The Supreme Court has refused to hear the appeal of actor Wesley Snipes over his federal conviction on tax evasion charges. The justices’ brief order Monday came without comment, and means Snipes will remain in prison to continue serving a three-year term. The 48-year-old actor had appealed his misdemeanor convictions for not filing tax returns in 1999, 2000 and 2001. Snipes was acquitted of felony charges.
As a reminder, Snipes had availed himself of the frivolous “Section 861” argument, a common choice for tax protestors.
Under the tax protesters’ section 861 argument, only income derived from “taxable activities” becomes “taxable income.” The list of taxable activities is located in the Section 861 regulations. Proponents of this argument state that individuals with domestic income must go to these regulations to determine if the activities that generate their income are taxable or not. Protesters state that regulation section 1.861-8T(d)(2)(iii) defines the taxable activities, and since the domestic activities of residents of the United States (Americans and resident aliens) are not shown to be taxable, the domestic income derived from such activities does not become taxable “gross income“.
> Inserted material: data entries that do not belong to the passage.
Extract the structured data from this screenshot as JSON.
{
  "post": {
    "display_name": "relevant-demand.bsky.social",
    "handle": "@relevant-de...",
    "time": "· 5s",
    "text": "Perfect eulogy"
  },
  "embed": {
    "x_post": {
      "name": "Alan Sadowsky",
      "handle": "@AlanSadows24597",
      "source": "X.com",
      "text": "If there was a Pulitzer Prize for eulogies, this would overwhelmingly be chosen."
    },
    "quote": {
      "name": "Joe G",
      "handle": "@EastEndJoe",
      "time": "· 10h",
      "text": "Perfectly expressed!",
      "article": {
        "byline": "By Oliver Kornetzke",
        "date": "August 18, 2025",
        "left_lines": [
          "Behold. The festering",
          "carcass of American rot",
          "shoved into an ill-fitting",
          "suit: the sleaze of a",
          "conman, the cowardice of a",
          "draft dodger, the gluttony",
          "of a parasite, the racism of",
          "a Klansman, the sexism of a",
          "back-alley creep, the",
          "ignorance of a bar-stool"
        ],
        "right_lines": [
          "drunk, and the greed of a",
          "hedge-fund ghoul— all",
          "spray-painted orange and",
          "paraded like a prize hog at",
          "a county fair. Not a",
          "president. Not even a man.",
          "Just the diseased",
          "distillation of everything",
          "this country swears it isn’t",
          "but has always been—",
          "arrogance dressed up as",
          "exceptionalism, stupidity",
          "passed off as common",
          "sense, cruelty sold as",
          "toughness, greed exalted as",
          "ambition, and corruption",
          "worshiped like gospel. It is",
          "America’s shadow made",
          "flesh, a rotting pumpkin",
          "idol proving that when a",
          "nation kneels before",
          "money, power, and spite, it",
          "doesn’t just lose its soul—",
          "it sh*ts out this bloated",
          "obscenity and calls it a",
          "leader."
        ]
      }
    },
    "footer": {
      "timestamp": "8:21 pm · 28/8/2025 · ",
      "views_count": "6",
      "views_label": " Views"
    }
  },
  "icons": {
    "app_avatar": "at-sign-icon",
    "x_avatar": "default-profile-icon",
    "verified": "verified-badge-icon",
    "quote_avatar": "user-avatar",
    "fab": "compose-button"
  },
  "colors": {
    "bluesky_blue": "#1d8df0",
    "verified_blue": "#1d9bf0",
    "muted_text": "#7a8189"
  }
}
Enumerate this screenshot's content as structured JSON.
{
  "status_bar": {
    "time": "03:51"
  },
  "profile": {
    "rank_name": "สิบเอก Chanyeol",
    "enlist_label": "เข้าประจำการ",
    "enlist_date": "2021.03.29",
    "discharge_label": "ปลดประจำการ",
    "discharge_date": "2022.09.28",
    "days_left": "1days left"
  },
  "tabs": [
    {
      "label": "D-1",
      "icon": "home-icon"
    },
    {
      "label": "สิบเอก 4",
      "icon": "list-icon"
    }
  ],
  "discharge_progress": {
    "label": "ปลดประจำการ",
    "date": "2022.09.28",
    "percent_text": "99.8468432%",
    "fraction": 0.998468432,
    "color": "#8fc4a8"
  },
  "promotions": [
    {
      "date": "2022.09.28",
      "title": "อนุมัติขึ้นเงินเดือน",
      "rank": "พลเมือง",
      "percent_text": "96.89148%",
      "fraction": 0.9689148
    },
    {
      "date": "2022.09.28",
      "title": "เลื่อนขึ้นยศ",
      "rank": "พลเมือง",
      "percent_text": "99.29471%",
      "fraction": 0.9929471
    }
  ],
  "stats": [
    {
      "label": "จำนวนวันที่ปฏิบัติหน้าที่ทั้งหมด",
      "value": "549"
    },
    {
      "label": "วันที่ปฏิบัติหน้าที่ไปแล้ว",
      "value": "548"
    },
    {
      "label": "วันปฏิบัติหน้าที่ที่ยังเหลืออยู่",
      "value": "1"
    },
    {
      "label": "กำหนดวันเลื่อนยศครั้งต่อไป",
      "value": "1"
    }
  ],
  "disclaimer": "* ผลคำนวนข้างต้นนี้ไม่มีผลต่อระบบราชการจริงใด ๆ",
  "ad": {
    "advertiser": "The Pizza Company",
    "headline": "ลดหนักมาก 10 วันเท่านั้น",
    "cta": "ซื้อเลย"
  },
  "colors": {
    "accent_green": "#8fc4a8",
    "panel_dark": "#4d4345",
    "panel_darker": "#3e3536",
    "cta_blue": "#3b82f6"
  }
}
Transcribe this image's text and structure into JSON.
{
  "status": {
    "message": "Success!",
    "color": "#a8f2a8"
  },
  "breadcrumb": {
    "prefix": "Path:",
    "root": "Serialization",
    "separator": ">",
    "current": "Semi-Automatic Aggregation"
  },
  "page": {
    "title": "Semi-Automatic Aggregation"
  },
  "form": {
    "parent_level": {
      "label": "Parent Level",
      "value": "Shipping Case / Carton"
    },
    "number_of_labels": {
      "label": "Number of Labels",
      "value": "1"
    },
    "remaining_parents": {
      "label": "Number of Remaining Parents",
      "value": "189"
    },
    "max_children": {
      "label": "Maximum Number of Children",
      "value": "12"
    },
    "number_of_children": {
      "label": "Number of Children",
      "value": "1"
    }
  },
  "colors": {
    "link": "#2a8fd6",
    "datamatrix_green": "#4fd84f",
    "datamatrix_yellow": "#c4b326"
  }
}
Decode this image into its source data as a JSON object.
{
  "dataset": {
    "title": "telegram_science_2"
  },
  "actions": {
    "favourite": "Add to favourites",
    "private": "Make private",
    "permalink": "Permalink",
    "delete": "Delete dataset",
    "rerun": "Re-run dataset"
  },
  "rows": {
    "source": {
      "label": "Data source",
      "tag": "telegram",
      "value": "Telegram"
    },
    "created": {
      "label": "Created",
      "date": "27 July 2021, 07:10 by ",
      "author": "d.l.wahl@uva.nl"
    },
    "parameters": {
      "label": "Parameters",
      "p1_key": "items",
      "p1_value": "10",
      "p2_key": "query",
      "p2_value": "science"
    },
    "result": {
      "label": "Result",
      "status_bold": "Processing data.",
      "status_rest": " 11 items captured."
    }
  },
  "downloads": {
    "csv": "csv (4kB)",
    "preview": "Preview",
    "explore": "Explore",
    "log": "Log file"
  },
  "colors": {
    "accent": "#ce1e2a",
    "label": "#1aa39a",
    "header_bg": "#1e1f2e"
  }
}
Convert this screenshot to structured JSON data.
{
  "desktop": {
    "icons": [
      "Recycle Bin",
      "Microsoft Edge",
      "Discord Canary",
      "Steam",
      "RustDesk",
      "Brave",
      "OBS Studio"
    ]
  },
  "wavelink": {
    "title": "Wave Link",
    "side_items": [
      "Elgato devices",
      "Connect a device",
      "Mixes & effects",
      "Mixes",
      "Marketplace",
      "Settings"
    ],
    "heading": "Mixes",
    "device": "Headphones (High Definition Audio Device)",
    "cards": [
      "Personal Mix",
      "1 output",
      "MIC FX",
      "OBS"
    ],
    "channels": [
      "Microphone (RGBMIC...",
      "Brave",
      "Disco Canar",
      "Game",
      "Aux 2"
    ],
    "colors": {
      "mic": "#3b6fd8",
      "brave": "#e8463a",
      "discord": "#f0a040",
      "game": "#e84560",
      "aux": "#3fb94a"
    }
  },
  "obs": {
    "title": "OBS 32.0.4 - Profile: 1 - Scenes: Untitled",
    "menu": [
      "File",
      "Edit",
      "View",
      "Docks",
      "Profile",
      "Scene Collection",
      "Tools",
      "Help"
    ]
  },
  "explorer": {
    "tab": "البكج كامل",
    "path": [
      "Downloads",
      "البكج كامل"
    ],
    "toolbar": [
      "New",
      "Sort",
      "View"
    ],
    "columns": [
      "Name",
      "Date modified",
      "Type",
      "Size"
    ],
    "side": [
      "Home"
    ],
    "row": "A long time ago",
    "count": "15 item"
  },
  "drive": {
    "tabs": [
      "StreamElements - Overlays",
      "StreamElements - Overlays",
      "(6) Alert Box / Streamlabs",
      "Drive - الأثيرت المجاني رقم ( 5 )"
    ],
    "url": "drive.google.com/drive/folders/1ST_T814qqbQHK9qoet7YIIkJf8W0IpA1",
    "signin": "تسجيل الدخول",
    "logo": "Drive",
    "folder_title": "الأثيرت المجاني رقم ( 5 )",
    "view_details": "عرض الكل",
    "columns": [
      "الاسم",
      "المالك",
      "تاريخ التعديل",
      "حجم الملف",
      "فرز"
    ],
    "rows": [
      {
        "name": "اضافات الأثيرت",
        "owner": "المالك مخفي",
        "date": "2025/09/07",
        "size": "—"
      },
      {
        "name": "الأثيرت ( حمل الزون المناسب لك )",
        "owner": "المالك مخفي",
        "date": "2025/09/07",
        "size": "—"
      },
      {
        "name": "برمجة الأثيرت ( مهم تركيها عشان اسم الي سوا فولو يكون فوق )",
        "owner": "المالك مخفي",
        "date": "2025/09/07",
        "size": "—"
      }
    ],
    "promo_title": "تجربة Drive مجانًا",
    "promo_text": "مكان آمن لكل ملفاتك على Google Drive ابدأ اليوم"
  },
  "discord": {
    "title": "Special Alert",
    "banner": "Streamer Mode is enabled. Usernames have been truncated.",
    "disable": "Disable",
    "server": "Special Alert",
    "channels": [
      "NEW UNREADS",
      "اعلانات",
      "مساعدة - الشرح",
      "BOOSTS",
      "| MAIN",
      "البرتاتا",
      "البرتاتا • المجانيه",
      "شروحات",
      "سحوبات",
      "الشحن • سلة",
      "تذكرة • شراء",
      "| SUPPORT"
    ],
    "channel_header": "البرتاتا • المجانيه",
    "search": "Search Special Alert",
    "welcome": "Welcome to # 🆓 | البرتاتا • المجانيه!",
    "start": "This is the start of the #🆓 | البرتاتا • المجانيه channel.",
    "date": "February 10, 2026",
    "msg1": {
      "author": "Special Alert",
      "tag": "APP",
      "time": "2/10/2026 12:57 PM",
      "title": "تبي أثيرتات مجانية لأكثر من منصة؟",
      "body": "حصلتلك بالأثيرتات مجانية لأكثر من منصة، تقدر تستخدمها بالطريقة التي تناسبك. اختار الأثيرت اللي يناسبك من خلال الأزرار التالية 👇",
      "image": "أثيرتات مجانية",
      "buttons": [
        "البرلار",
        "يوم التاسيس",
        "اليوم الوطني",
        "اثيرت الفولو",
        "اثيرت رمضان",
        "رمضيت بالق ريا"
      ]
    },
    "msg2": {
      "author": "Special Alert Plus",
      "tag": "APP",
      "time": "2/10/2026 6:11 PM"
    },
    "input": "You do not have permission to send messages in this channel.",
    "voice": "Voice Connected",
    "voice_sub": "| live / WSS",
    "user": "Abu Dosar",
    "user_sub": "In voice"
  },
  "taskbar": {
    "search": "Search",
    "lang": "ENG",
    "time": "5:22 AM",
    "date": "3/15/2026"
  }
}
Of course, the real loser in all of this is Billy Hoyle, who is without a friend and teammate, leaving the King and Duck as undisputed champs of the outdoor hoops scene.